Back in July (of 2017) I made a quick little road trip up to Dolliver Memorial State Park. I did a little hiking around the Boneyard Hollow part of the park.
I wouldn’t say Dolliver is one of my favorite parks in Iowa, but it has some interesting facets. Check out this info that I lifted straight from the DNR website:
A unique facet of the sandstone formations at Dolliver are the “Copperas beds.” The towering 100-foot bluff on Prairie Creek is a cross-sectional view of the ancient river bed that is over 150 million years old. Over the ages, the erosive power of Prairie Creek uncovered this unique feature. The porous nature of the sandstone has caused many minerals such as calcite and sulfur to dissolve as the water seeps through. As the water evaporates, the mineral deposits are left behind. You can see many of these deposits in the sandstone cliffs, as well as petrified logs and sticks.
This narrow ravine running between rock walls was given its name “boneyard hollow” by early settlers who found large amounts of buffalo bones in the canyon. It is possible the area’s first inhabitants drove herds of buffalo from the prairie over the cliff to their death or perhaps drove the herds into the narrow ravine and then killed & butchered them for their meat, hides, horns & bone.
In 1912, a family picnicking in the area of the creek that runs through Boneyard Hollow found a lead tablet at the mouth of the creek. Inscribed in Latin, it stated that it was deposited in 1701 by Father Hennepin, a French explorer, often credited with discovering the Des Moines River. The tablet was eventually found to be a hoax, planted by people from the nearby community. However, Edgar Harlan, then curator of the state archives, went to the site where the tablet was found. His interest in the beauty of the area helped spark the state’s interest in eventually purchasing the park.

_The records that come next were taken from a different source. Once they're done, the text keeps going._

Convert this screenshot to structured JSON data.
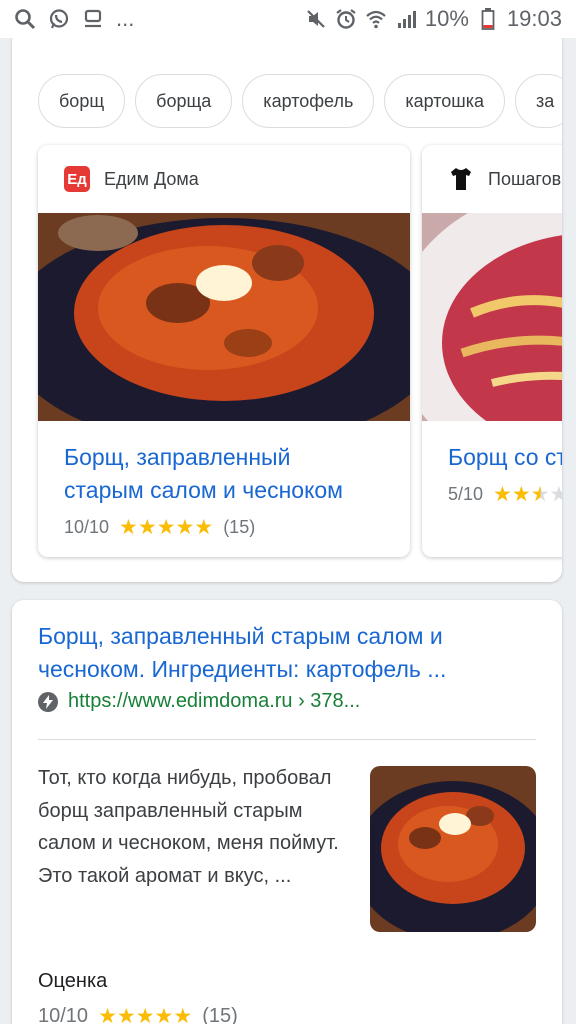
{
  "status_bar": {
    "left_icons": [
      "search-icon",
      "whatsapp-icon",
      "message-icon"
    ],
    "overflow": "...",
    "battery_percent": "10%",
    "time": "19:03"
  },
  "chips": [
    "борщ",
    "борща",
    "картофель",
    "картошка",
    "за"
  ],
  "recipes": [
    {
      "source": "Едим Дома",
      "source_logo": "Ед",
      "title_line1": "Борщ, заправленный",
      "title_line2": "старым салом и чесноком",
      "rating": "10/10",
      "stars_full": 5,
      "reviews": "(15)"
    },
    {
      "source": "Пошаговы",
      "title_line1": "Борщ со ст",
      "rating": "5/10",
      "stars_full": 2.5
    }
  ],
  "result": {
    "title": "Борщ, заправленный старым салом и чесноком. Ингредиенты: картофель ...",
    "url": "https://www.edimdoma.ru › 378...",
    "snippet": "Тот, кто когда нибудь, пробовал борщ заправленный старым салом и чесноком, меня поймут. Это такой аромат и вкус, ...",
    "rating_label": "Оценка",
    "rating": "10/10",
    "reviews": "(15)"
  },
  "colors": {
    "link": "#1967d2",
    "url_green": "#188038",
    "star": "#fbbc04",
    "brand_red": "#e53935"
  }
}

I went back and forth on whether or not I was going to publish these pictures because at first glance, I didn’t really like them. But I finally bit the bullet and started editing them and found out that there are a few I actually like… a lot.
Here are some pictures from my trip to Dolliver:
When I was editing, I was thinking, “When I write the journal entry up to go with these pictures, I’m going to really lay into that Glen Bickford for being such an insufferable doucher that he needed to carve his name into what is an otherwise fairly pristine rock face.”
But as I have thought about it, I’ve decided to give Glen Bickford of Corning, Iowa – Class of ’14* the benefit of the doubt. Maybe he isn’t an insufferable doucher that needs to destroy natural beauty because he is so insecure with his talents and work ethic that he thinks destroying natural beauty with his moniker is the only way to secure his legacy. Maybe Glen Bickford was killed in a car accident and this is the way his best friend memorializes him. Crossing all over the state, defacing nature’s beauty because it is the only way his friend can deal with the grief and the guilt. After all, it was Glen Bickford’s best friend who made him go to that party that night, when Glen just wanted to go home and study for that calculus test. He needed to get an A in that class if he had any shot at a scholarship. Glen Bickford eventually relented to Glen Bickford’s best friend’s peer pressure and then he had a few to take the edge off. You know how it is. Heck, you know the rest of the story. It is all too common. A night that ends in an alcohol haze and torn metal and broken glass strewn across a country road. Glen Bickford’s best friend only felt alive again as he was giving Glen Bickford a form of immortality. The only form of immortality that he knew.
I mean, it is possible.
There are a few other state parks I want to hit this year. I’m thinking of taking a Friday off from working and heading to Pike’s Peak. Seems like that would make a good trip.
*Obviously a lot of assumptions are being made here.